Nalî, 1800-1856, poet & translator.
Nalî, also known as Mallah Xidir Ehmed Şawaysî Mîkayalî (in Kurdish: مەلا خدر (خضر) کوڕی ئەحمەدی شاوەیسی ئاڵی بەگی میکایلی), was born in 1800 in a village of the Sulaymani province. He was a poet and Kurdish translator. To this day, he is still considered one of the greatest Kurdish poets of the classical 19th century period, mainly because of his contributions to the Sorani school of poetry. Sorani is the language spoken in Iraqi Kurdistan.
Life & studies:
Nalî was born in Khaku-Khol, in Iraqi Kurdistan. It was common practice to study the Koran and Arabic in mosques at the time in Kurdistan, so that is how his education began. After that, Nalî became a “Faqi” – a study of the Mullah, a name given to students in mosques.
Nalî travelled a lot during his time as a Faqi, visiting cities in Iraq, Iran and Kurdistan. This travelling enabled him to study with many different scholars, including Mullah Abdoullah Rash. He also studied mathematics with Shaikh Ali Mulla and spent a long time with Mawlana Khalid in Sulaimany.
Where does Nalî’s name come from?
The name Nalî comes from Sanskrit. “Nala” or “Nalika,” refers to “a kind of reed, nali” wind instrument. In modern Kurdish, this refers to a folk music instrument which looks like a flute called a shishal. However, it also the word for pencils, which were traditionally made of reeds. This obviously reveals two important aspects of both the pseudonym and the Kurdish language. The first is that Kurdish has an equivalent as deeply rooted and ancient as Sanskrit. The second is that this pseudonym was given to him for his poetic and literary abilities to charm his listeners, as does a reed player.
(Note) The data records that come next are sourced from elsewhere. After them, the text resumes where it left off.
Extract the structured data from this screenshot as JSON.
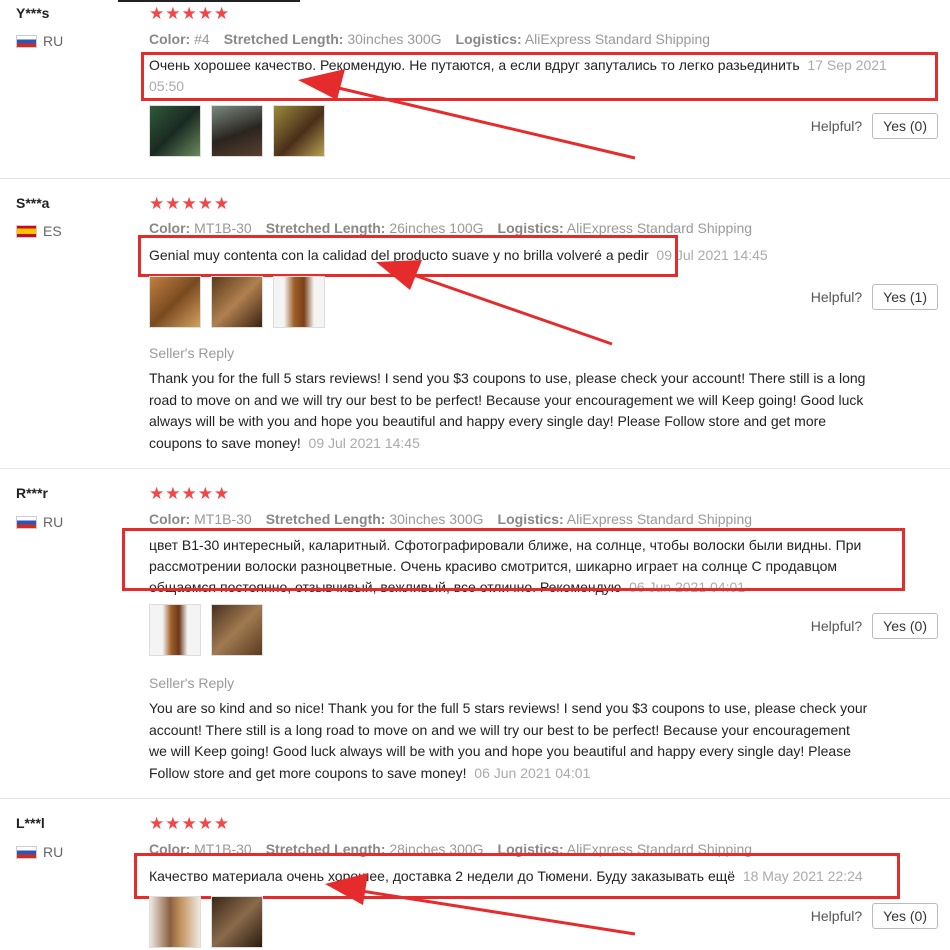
{
  "reviews": [
    {
      "user": "Y***s",
      "country": "RU",
      "flag": "ru",
      "stars": "★★★★★",
      "color_label": "Color:",
      "color": "#4",
      "length_label": "Stretched Length:",
      "length": "30inches 300G",
      "logistics_label": "Logistics:",
      "logistics": "AliExpress Standard Shipping",
      "text": "Очень хорошее качество. Рекомендую. Не путаются, а если вдруг запутались то легко разьединить",
      "date": "17 Sep 2021 05:50",
      "helpful_label": "Helpful?",
      "yes_label": "Yes (0)",
      "thumbs": [
        "person-dark-hair",
        "person-curly-hair",
        "long-curly-hair"
      ]
    },
    {
      "user": "S***a",
      "country": "ES",
      "flag": "es",
      "stars": "★★★★★",
      "color_label": "Color:",
      "color": "MT1B-30",
      "length_label": "Stretched Length:",
      "length": "26inches 100G",
      "logistics_label": "Logistics:",
      "logistics": "AliExpress Standard Shipping",
      "text": "Genial muy contenta con la calidad del producto suave y no brilla volveré a pedir",
      "date": "09 Jul 2021 14:45",
      "helpful_label": "Helpful?",
      "yes_label": "Yes (1)",
      "thumbs": [
        "blonde-braid",
        "curly-pack",
        "brown-curls"
      ],
      "reply_title": "Seller's Reply",
      "reply_text": "Thank you for the full 5 stars reviews! I send you $3 coupons to use, please check your account! There still is a long road to move on and we will try our best to be perfect! Because your encouragement we will Keep going! Good luck always will be with you and hope you beautiful and happy every single day! Please Follow store and get more coupons to save money!",
      "reply_date": "09 Jul 2021 14:45"
    },
    {
      "user": "R***r",
      "country": "RU",
      "flag": "ru",
      "stars": "★★★★★",
      "color_label": "Color:",
      "color": "MT1B-30",
      "length_label": "Stretched Length:",
      "length": "30inches 300G",
      "logistics_label": "Logistics:",
      "logistics": "AliExpress Standard Shipping",
      "text": "цвет В1-30 интересный, каларитный. Сфотографировали ближе, на солнце, чтобы волоски были видны. При рассмотрении волоски разноцветные. Очень красиво смотрится, шикарно играет на солнце С продавцом общаемся постоянно, отзывчивый, вежливый, все отлично. Рекомендую",
      "date": "06 Jun 2021 04:01",
      "helpful_label": "Helpful?",
      "yes_label": "Yes (0)",
      "thumbs": [
        "braid-strand",
        "curly-closeup"
      ],
      "reply_title": "Seller's Reply",
      "reply_text": "You are so kind and so nice! Thank you for the full 5 stars reviews! I send you $3 coupons to use, please check your account! There still is a long road to move on and we will try our best to be perfect! Because your encouragement we will Keep going! Good luck always will be with you and hope you beautiful and happy every single day! Please Follow store and get more coupons to save money!",
      "reply_date": "06 Jun 2021 04:01"
    },
    {
      "user": "L***l",
      "country": "RU",
      "flag": "ru",
      "stars": "★★★★★",
      "color_label": "Color:",
      "color": "MT1B-30",
      "length_label": "Stretched Length:",
      "length": "28inches 300G",
      "logistics_label": "Logistics:",
      "logistics": "AliExpress Standard Shipping",
      "text": "Качество материала очень хорошее, доставка 2 недели до Тюмени. Буду заказывать ещё",
      "date": "18 May 2021 22:24",
      "helpful_label": "Helpful?",
      "yes_label": "Yes (0)",
      "thumbs": [
        "woman-long-hair",
        "braids-closeup"
      ]
    }
  ],
  "colors": {
    "star": "#f04848",
    "highlight": "#e52b2b",
    "muted": "#999999"
  }
}
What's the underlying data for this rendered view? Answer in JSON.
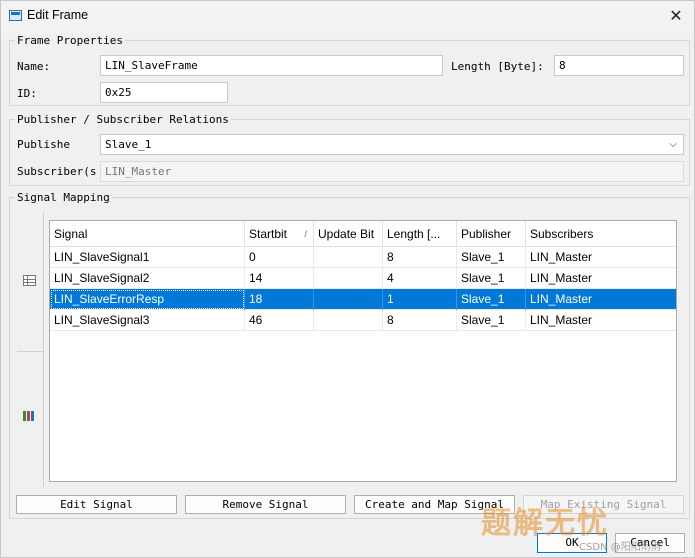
{
  "window": {
    "title": "Edit Frame",
    "close_glyph": "✕"
  },
  "frame_properties": {
    "group_label": "Frame Properties",
    "name_label": "Name:",
    "name_value": "LIN_SlaveFrame",
    "length_label": "Length [Byte]:",
    "length_value": "8",
    "id_label": "ID:",
    "id_value": "0x25"
  },
  "relations": {
    "group_label": "Publisher / Subscriber Relations",
    "publisher_label": "Publishe",
    "publisher_value": "Slave_1",
    "subscriber_label": "Subscriber(s",
    "subscriber_value": "LIN_Master"
  },
  "signal_mapping": {
    "group_label": "Signal Mapping",
    "side_icons": [
      "table-view-icon",
      "mapping-view-icon"
    ],
    "columns": [
      "Signal",
      "Startbit",
      "Update Bit",
      "Length [...",
      "Publisher",
      "Subscribers"
    ],
    "sort_indicator": "/",
    "rows": [
      {
        "signal": "LIN_SlaveSignal1",
        "startbit": "0",
        "update_bit": "",
        "length": "8",
        "publisher": "Slave_1",
        "subscribers": "LIN_Master",
        "selected": false
      },
      {
        "signal": "LIN_SlaveSignal2",
        "startbit": "14",
        "update_bit": "",
        "length": "4",
        "publisher": "Slave_1",
        "subscribers": "LIN_Master",
        "selected": false
      },
      {
        "signal": "LIN_SlaveErrorResp",
        "startbit": "18",
        "update_bit": "",
        "length": "1",
        "publisher": "Slave_1",
        "subscribers": "LIN_Master",
        "selected": true
      },
      {
        "signal": "LIN_SlaveSignal3",
        "startbit": "46",
        "update_bit": "",
        "length": "8",
        "publisher": "Slave_1",
        "subscribers": "LIN_Master",
        "selected": false
      }
    ],
    "selection_color": "#0078d7"
  },
  "buttons": {
    "edit_signal": "Edit Signal",
    "remove_signal": "Remove Signal",
    "create_map_signal": "Create and Map Signal",
    "map_existing_signal": "Map Existing Signal",
    "ok": "OK",
    "cancel": "Cancel"
  },
  "watermark": {
    "main": "题解无忧",
    "sub": "CSDN @阳阳雨雨"
  }
}
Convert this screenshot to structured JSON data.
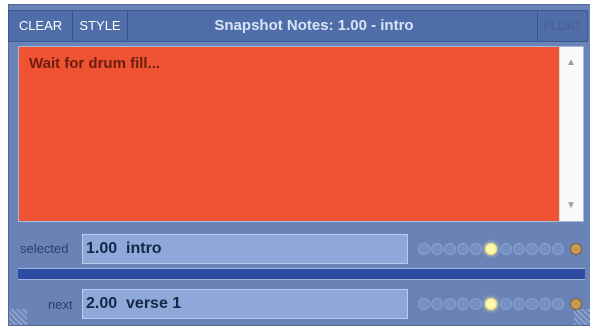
{
  "titlebar": {
    "clear_label": "CLEAR",
    "style_label": "STYLE",
    "title": "Snapshot Notes: 1.00 - intro",
    "right_label": "FLOAT"
  },
  "notes": {
    "text": "Wait for drum fill..."
  },
  "selected": {
    "label": "selected",
    "value": "1.00  intro"
  },
  "next": {
    "label": "next",
    "value": "2.00  verse 1"
  },
  "colors": {
    "notes_background": "#f05332",
    "panel": "#6a83b6",
    "titlebar": "#4f6da8"
  }
}
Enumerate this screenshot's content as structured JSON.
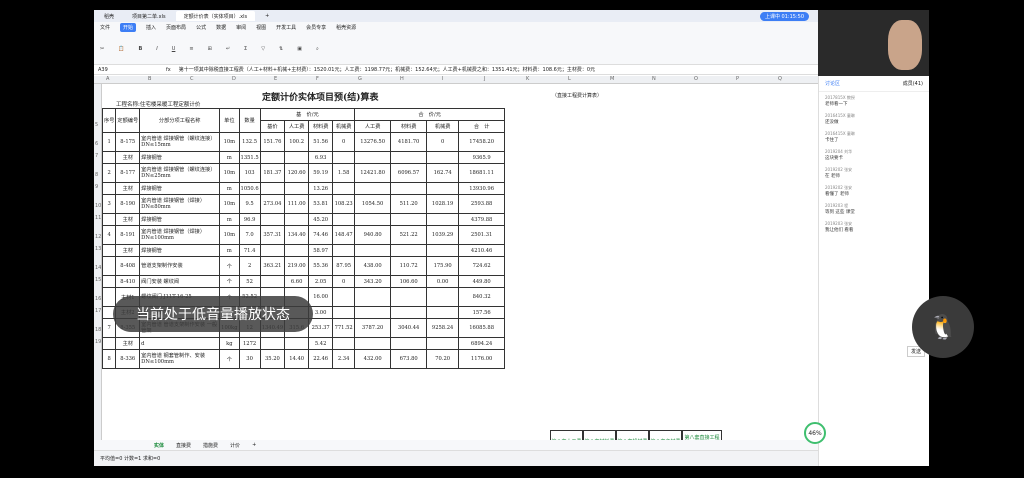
{
  "tabs": [
    {
      "label": "稻壳"
    },
    {
      "label": "项目第二单.xls"
    },
    {
      "label": "定额计价表（实体项目）.xls"
    }
  ],
  "menu": [
    "文件",
    "开始",
    "插入",
    "页面布局",
    "公式",
    "数据",
    "审阅",
    "视图",
    "开发工具",
    "会员专享",
    "稻壳资源"
  ],
  "menu_active": "开始",
  "upload": "上课中 01:15:50",
  "cell_ref": "A39",
  "formula": "第十一项其中除税直接工程费（人工+材料+机械+主材费）：1520.01元；人工费：1198.77元；机械费：152.64元；人工费+机械费之和：1351.41元；材料费：108.6元；主材费：0元",
  "title": "定额计价实体项目预(结)算表",
  "project": "工程名称:住宅楼采暖工程定额计价",
  "right_note": "（直接工程费计算表）",
  "col_letters": [
    "A",
    "B",
    "C",
    "D",
    "E",
    "F",
    "G",
    "H",
    "I",
    "J",
    "K",
    "L",
    "M",
    "N",
    "O",
    "P",
    "Q",
    "R",
    "S"
  ],
  "header1": [
    "序号",
    "定额编号",
    "分部分项工程名称",
    "单位",
    "数量",
    "基　价/元",
    "合　价/元"
  ],
  "header2": [
    "基价",
    "人工费",
    "材料费",
    "机械费",
    "人工费",
    "材料费",
    "机械费",
    "合　计"
  ],
  "rows": [
    {
      "r": "5",
      "c": [
        "1",
        "8-175",
        "室内管道 焊接钢管（螺纹连接）DN≤15mm",
        "10m",
        "132.5",
        "151.76",
        "100.2",
        "51.56",
        "0",
        "13276.50",
        "4181.70",
        "0",
        "17458.20"
      ]
    },
    {
      "r": "6",
      "c": [
        "",
        "主材",
        "焊接钢管",
        "m",
        "1351.5",
        "",
        "",
        "6.93",
        "",
        "",
        "",
        "",
        "9365.9"
      ]
    },
    {
      "r": "7",
      "c": [
        "2",
        "8-177",
        "室内管道 焊接钢管（螺纹连接）DN≤25mm",
        "10m",
        "103",
        "181.37",
        "120.60",
        "59.19",
        "1.58",
        "12421.80",
        "6096.57",
        "162.74",
        "18681.11"
      ]
    },
    {
      "r": "8",
      "c": [
        "",
        "主材",
        "焊接钢管",
        "m",
        "1050.6",
        "",
        "",
        "13.26",
        "",
        "",
        "",
        "",
        "13930.96"
      ]
    },
    {
      "r": "9",
      "c": [
        "3",
        "8-190",
        "室内管道 焊接钢管（焊接）DN≤80mm",
        "10m",
        "9.5",
        "273.04",
        "111.00",
        "53.81",
        "108.23",
        "1054.50",
        "511.20",
        "1028.19",
        "2593.88"
      ]
    },
    {
      "r": "10",
      "c": [
        "",
        "主材",
        "焊接钢管",
        "m",
        "96.9",
        "",
        "",
        "45.20",
        "",
        "",
        "",
        "",
        "4379.88"
      ]
    },
    {
      "r": "11",
      "c": [
        "4",
        "8-191",
        "室内管道 焊接钢管（焊接）DN≤100mm",
        "10m",
        "7.0",
        "357.31",
        "134.40",
        "74.46",
        "148.47",
        "940.80",
        "521.22",
        "1039.29",
        "2501.31"
      ]
    },
    {
      "r": "12",
      "c": [
        "",
        "主材",
        "焊接钢管",
        "m",
        "71.4",
        "",
        "",
        "58.97",
        "",
        "",
        "",
        "",
        "4210.46"
      ]
    },
    {
      "r": "13",
      "c": [
        "",
        "8-408",
        "管道支架制作安装",
        "个",
        "2",
        "363.21",
        "219.00",
        "55.36",
        "87.95",
        "438.00",
        "110.72",
        "175.90",
        "724.62"
      ]
    },
    {
      "r": "14",
      "c": [
        "",
        "8-410",
        "阀门安装 螺纹阀",
        "个",
        "52",
        "",
        "6.60",
        "2.05",
        "0",
        "343.20",
        "106.60",
        "0.00",
        "449.80"
      ]
    },
    {
      "r": "15",
      "c": [
        "",
        "主材1",
        "螺纹阀门 J11T-16-25",
        "个",
        "52.52",
        "",
        "",
        "16.00",
        "",
        "",
        "",
        "",
        "840.32"
      ]
    },
    {
      "r": "16",
      "c": [
        "",
        "主材2",
        "阀门连接件",
        "个",
        "52.52",
        "",
        "",
        "3.00",
        "",
        "",
        "",
        "",
        "157.56"
      ]
    },
    {
      "r": "17",
      "c": [
        "7",
        "8-355",
        "室内管道 管道支架制作安装 一般管架",
        "100kg",
        "12",
        "1340.49",
        "315.6",
        "253.37",
        "771.52",
        "3787.20",
        "3040.44",
        "9258.24",
        "16085.88"
      ]
    },
    {
      "r": "18",
      "c": [
        "",
        "主材",
        "d",
        "kg",
        "1272",
        "",
        "",
        "5.42",
        "",
        "",
        "",
        "",
        "6894.24"
      ]
    },
    {
      "r": "19",
      "c": [
        "8",
        "8-336",
        "室内管道 钢套管制作、安装 DN≤100mm",
        "个",
        "30",
        "35.20",
        "14.40",
        "22.46",
        "2.34",
        "432.00",
        "673.80",
        "70.20",
        "1176.00"
      ]
    }
  ],
  "green_labels": [
    "第八套人工费",
    "第八套材料费",
    "第八套机械费",
    "第八套主材费",
    "第八套直接工程费"
  ],
  "overlay": "当前处于低音量播放状态",
  "sheet_tabs": [
    "实体",
    "直接费",
    "措施费",
    "计价"
  ],
  "sheet_active": "实体",
  "status": "平均值=0  计数=1  求和=0",
  "chat": {
    "title": "讨论区",
    "members": "成员(41)",
    "messages": [
      {
        "who": "2017815X 教授",
        "text": "老师看一下"
      },
      {
        "who": "2016415X 童琳",
        "text": "还没做"
      },
      {
        "who": "2016415X 童琳",
        "text": "卡住了"
      },
      {
        "who": "2019204 刘华",
        "text": "这块要卡"
      },
      {
        "who": "2019202 张安",
        "text": "在 老师"
      },
      {
        "who": "2019202 张安",
        "text": "看懂了 老师"
      },
      {
        "who": "2019203 程",
        "text": "等到 这些 课堂"
      },
      {
        "who": "2019203 张安",
        "text": "我让他们 看看"
      }
    ]
  },
  "send_label": "发送",
  "badge": "46%"
}
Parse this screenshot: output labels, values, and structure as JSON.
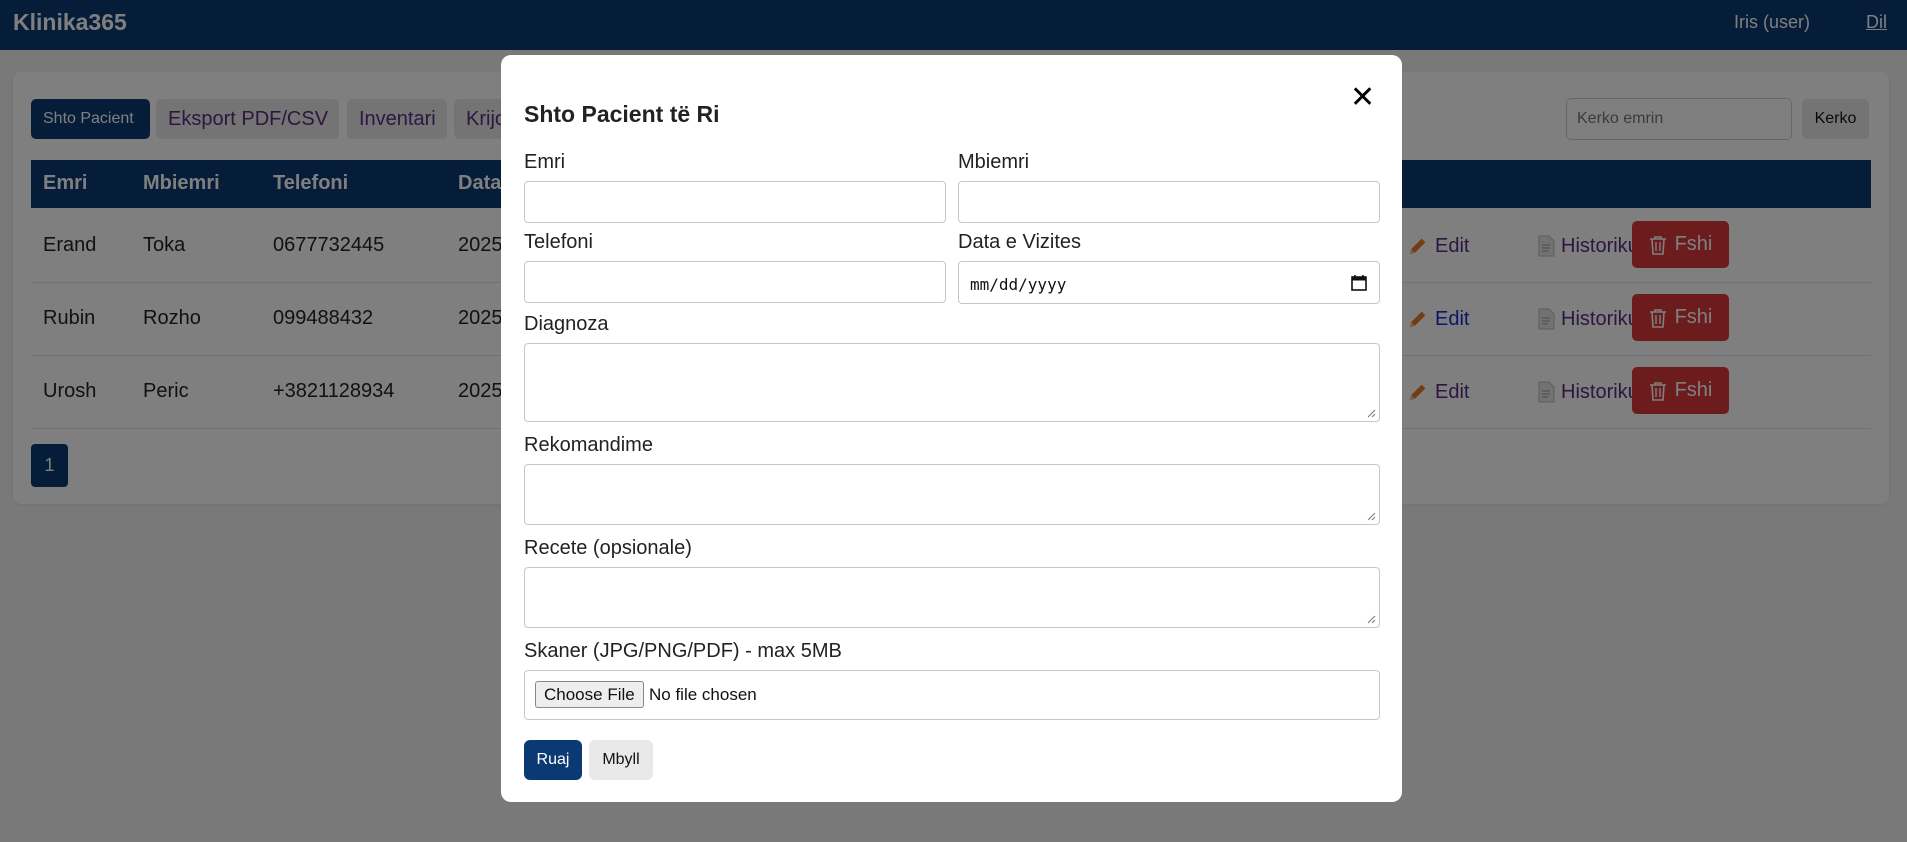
{
  "navbar": {
    "brand": "Klinika365",
    "user": "Iris (user)",
    "logout": "Dil"
  },
  "toolbar": {
    "add_patient": "Shto Pacient",
    "export": "Eksport PDF/CSV",
    "inventory": "Inventari",
    "create_partial": "Krijo",
    "search_placeholder": "Kerko emrin",
    "search_button": "Kerko"
  },
  "table": {
    "headers": [
      "Emri",
      "Mbiemri",
      "Telefoni",
      "Data"
    ],
    "rows": [
      {
        "emri": "Erand",
        "mbiemri": "Toka",
        "telefoni": "0677732445",
        "data": "2025"
      },
      {
        "emri": "Rubin",
        "mbiemri": "Rozho",
        "telefoni": "099488432",
        "data": "2025"
      },
      {
        "emri": "Urosh",
        "mbiemri": "Peric",
        "telefoni": "+3821128934",
        "data": "2025"
      }
    ],
    "actions": {
      "edit": "Edit",
      "history": "Historiku",
      "delete": "Fshi"
    }
  },
  "pagination": {
    "current": "1"
  },
  "modal": {
    "title": "Shto Pacient të Ri",
    "close_symbol": "✕",
    "labels": {
      "emri": "Emri",
      "mbiemri": "Mbiemri",
      "telefoni": "Telefoni",
      "data_vizites": "Data e Vizites",
      "diagnoza": "Diagnoza",
      "rekomandime": "Rekomandime",
      "recete": "Recete (opsionale)",
      "skaner": "Skaner (JPG/PNG/PDF) - max 5MB"
    },
    "date_placeholder": "mm/dd/yyyy",
    "file_button": "Choose File",
    "file_status": "No file chosen",
    "save": "Ruaj",
    "close": "Mbyll"
  },
  "colors": {
    "primary": "#0b3a73",
    "danger": "#d9393a",
    "link": "#5b2c83",
    "overlay": "rgba(0,0,0,0.5)"
  }
}
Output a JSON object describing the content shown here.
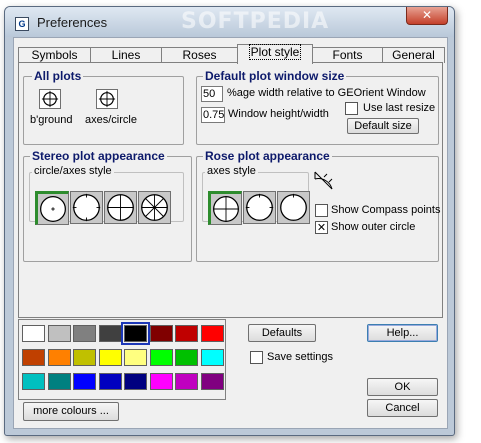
{
  "window": {
    "title": "Preferences",
    "watermark": "SOFTPEDIA",
    "close_glyph": "✕"
  },
  "tabs": [
    "Symbols",
    "Lines",
    "Roses",
    "Plot style",
    "Fonts",
    "General"
  ],
  "all_plots": {
    "title": "All plots",
    "bground_label": "b'ground",
    "axes_label": "axes/circle"
  },
  "default_size": {
    "title": "Default plot window size",
    "width_value": "50",
    "width_label": "%age width relative to GEOrient Window",
    "height_value": "0.75",
    "height_label": "Window height/width",
    "use_last_label": "Use last resize",
    "use_last_checked": false,
    "default_button": "Default size"
  },
  "stereo": {
    "title": "Stereo plot appearance",
    "style_label": "circle/axes style"
  },
  "rose": {
    "title": "Rose plot appearance",
    "style_label": "axes style",
    "compass_label": "Show Compass points",
    "compass_checked": false,
    "outer_label": "Show outer circle",
    "outer_checked": true
  },
  "palette": {
    "colors": [
      "#ffffff",
      "#c0c0c0",
      "#808080",
      "#404040",
      "#000000",
      "#800000",
      "#c00000",
      "#ff0000",
      "#c04000",
      "#ff8000",
      "#c0c000",
      "#ffff00",
      "#ffff80",
      "#00ff00",
      "#00c000",
      "#00ffff",
      "#00c0c0",
      "#008080",
      "#0000ff",
      "#0000c0",
      "#000080",
      "#ff00ff",
      "#c000c0",
      "#800080"
    ],
    "selected_index": 4
  },
  "buttons": {
    "defaults": "Defaults",
    "help": "Help...",
    "save_settings": "Save settings",
    "ok": "OK",
    "cancel": "Cancel",
    "more_colours": "more colours ..."
  }
}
Along with Kurdi and Salim, Nalî contributed in making Sorani the literary language of southern Kurdistan. Nalî works and his influence contributed to the ‘renaissance’ of the Kurdish language, which had lost its popularity in literary works before him. His most famous works were written in lower Kurmanji dialect, Sorani. He wrote in this language in the midst of a tumultuous period of Ottoman oppression, where returning to one’s cultural roots seem both impossible and essential. To this day, Nalî’s influence on Kurdish culture remains, as Sorani has now become the primary dialect of Kurdish in Iraq and Iran.